Thursday, March 31, 2011

Cactus vs Fungus

Here are the fungus found normally in cactus.

1. Cactus Anthracnose (fungus – Colletotrichum (Gleosproium) spp): This disease affects several kinds of cacti, cereus, echinocactus, mammillaria, and particularly, opuntia (prickly pear). Infection results in a rather moist light brown rot that shows many light pink pustules on the surface. Spots are small at first, later enlarge, and become covered by the small spore-producing pustules. 
Large areas may be affected, sometimes destroying entire plants. No satisfactory control is available, other than removing and destroying diseased cladodes as soon as noticed. In the greenhouse, soil from infected plants should be removed and benches disinfected. Spraying with a copper fungicide may help in checking this disease.
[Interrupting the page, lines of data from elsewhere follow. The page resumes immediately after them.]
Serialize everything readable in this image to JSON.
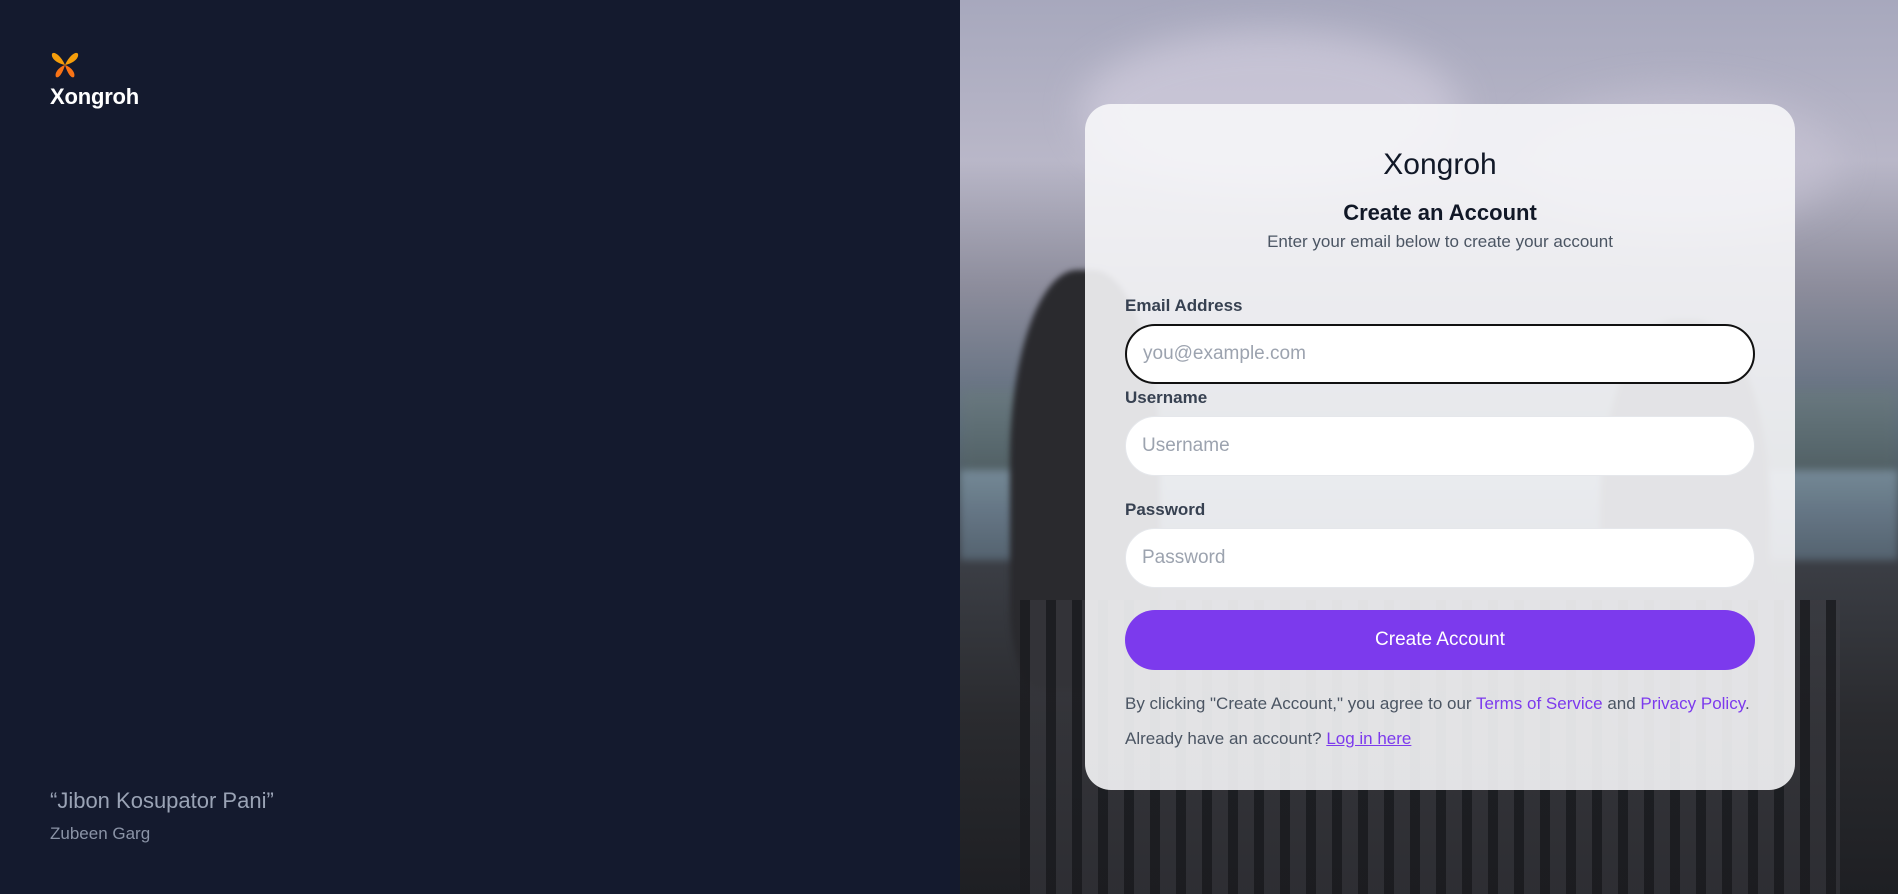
{
  "brand": {
    "name": "Xongroh",
    "logo_icon": "butterfly-icon",
    "logo_color": "#f59e0b"
  },
  "quote": {
    "text": "“Jibon Kosupator Pani”",
    "author": "Zubeen Garg"
  },
  "card": {
    "title": "Xongroh",
    "subtitle": "Create an Account",
    "description": "Enter your email below to create your account"
  },
  "form": {
    "email": {
      "label": "Email Address",
      "placeholder": "you@example.com",
      "value": ""
    },
    "username": {
      "label": "Username",
      "placeholder": "Username",
      "value": ""
    },
    "password": {
      "label": "Password",
      "placeholder": "Password",
      "value": ""
    },
    "submit_label": "Create Account"
  },
  "legal": {
    "prefix": "By clicking \"Create Account,\" you agree to our ",
    "terms_link": "Terms of Service",
    "and": " and ",
    "privacy_link": "Privacy Policy",
    "suffix": "."
  },
  "login": {
    "prompt": "Already have an account? ",
    "link": "Log in here"
  },
  "colors": {
    "accent": "#7c3aed",
    "left_bg": "#141a2e",
    "card_bg": "#f6f6f8"
  }
}
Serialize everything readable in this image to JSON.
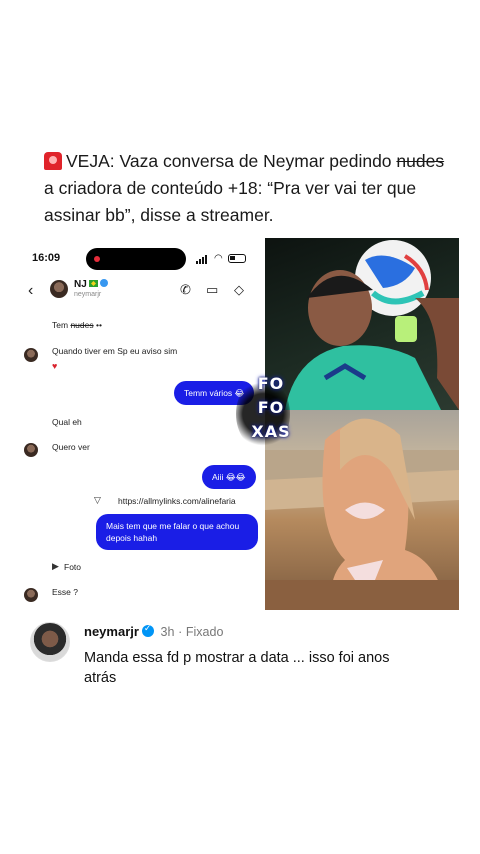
{
  "headline": {
    "part1": "VEJA: Vaza conversa de Neymar pedindo",
    "strike_word": "nudes",
    "part2": "a criadora de conteúdo +18: “Pra ver vai ter que assinar bb”, disse a streamer."
  },
  "phone": {
    "time": "16:09",
    "contact_name": "NJ",
    "contact_username": "neymarjr"
  },
  "messages": {
    "m1": "Tem",
    "m1_strike": "nudes",
    "m1_suffix": "••",
    "m2": "Quando tiver em Sp eu aviso sim",
    "m3": "Temm vários 😂",
    "m4": "Qual eh",
    "m5": "Quero ver",
    "m6": "Aiii 😂😂",
    "m7_link": "https://allmylinks.com/alinefaria",
    "m8": "Mais tem que me falar o que achou depois hahah",
    "m9": "Foto",
    "m10": "Esse ?"
  },
  "watermark": {
    "line1": "FO",
    "line2": "FO",
    "line3": "XAS"
  },
  "comment": {
    "username": "neymarjr",
    "time": "3h",
    "pinned": "Fixado",
    "text": "Manda essa fd p mostrar a data ... isso foi anos atrás"
  },
  "colors": {
    "bubble": "#1a1ee6",
    "verified": "#0095f6",
    "siren": "#e0232a"
  },
  "icons": [
    "siren-icon",
    "back-arrow-icon",
    "phone-icon",
    "video-icon",
    "tag-icon",
    "link-icon",
    "play-icon",
    "heart-icon",
    "verified-icon"
  ]
}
2. Scorch or Sunscald (fungus – Henersonia opuntiae): This disease is common and
serious on prickly pear cactus (opuntia). Spots at first are distinctly zoned, later enlarging until entire cladodes turn a reddish-brown and finally die. The center of the disease area is grayish-brown and cracked. Other fungi may be present in the diseased area. No practical control has been developed.

3. Cotton Root Rot (fungus – Phymatotrichum omnivorum): Several members of the
cactus family are susceptible to attack by the cotton root rot fungus. Infected plants die.  When pulled from the soil the brown strands of the fungus can be found growing on the root surface. No control practice is available.

4. Scab (physiological): Particularly common on prickly pear cactus. Rusty colored, corky areas appear on the stems. Scab is thought to be a form of edema, resulting from over watering and poor ventilation. Increase light and decrease humidity for control.

What to do when cactus are infected?

  •        Quarantine and remove infected plant material.  
  •        Repot and cut off the infected area if it’s not severe and it’s possible to cut.  Cut behind the infection so that you can throw the fungus away entirely.  If it’s severe, destroy affected plants and their pots.
  •         Set the environment of your greenhouse or garden to be more appropriate for the cactus.  The causes of fungus are sometimes poor ventilation, light or humidity.
  •          Dust the both infected and healthy plant with Bordeaux mixture or another fungicide.  
Preventing the fungus 

1. Back the basic, pay attention and take care of your plants closely.  Mostly, the infection can invade your garden when you don’t have time to check or care the cactus.  (This case ever happened with me, too)

2. Get rid of the fungus/infection as soon as you find it.  The earlier to figure the fungus, the easier to control it.

3. Giving more time to spray the fungicide (every one or two weeks), repot and fertilize the plants.

Every plant is same; cactus, succulent, orchid, rose or else.  If you take care of it well, it will grow up greatly and make you proud

If you have any comment or question, please feel free to contact me :)


Garden Forum said...

I really like seeing cactus they're unique, their torn can really hurt you. I want to ask if there is a poisonous cactus? Thanks!

Cactuslover said...

The spine makes the cactus outstanding from another plant. And thank you for question about the poisonous cactus. Beyond the sharp torn, I don't know how cactus can hurt people or another thing.
I'll do the research about that and write in my blog in the next time.

The Lovely Plants said...

What about scale? How do you prevent or cure it? My cacti are often hit by massive attacks of scale.

Cactuslover said...

There are some ways to deal with the scale. I'll summarize the information and write about it in the next post.

Anonymous said...

I have some kind of fungus attacking my cacti plants that causes grey or milky blotches that turn white and chalky over a week or two. The circular spots grow and eventually the whole cactus turns to chalk. I recently binned a large number of rare cacti that were showing these symptoms. The problem is irreversible and almost always fatal.

Soccer said...

My cactus has such fungus, too. It happened when I renovated the backyard and was not at home for 1-2 months. The best ways to do now is to spraying the fungicide once a week.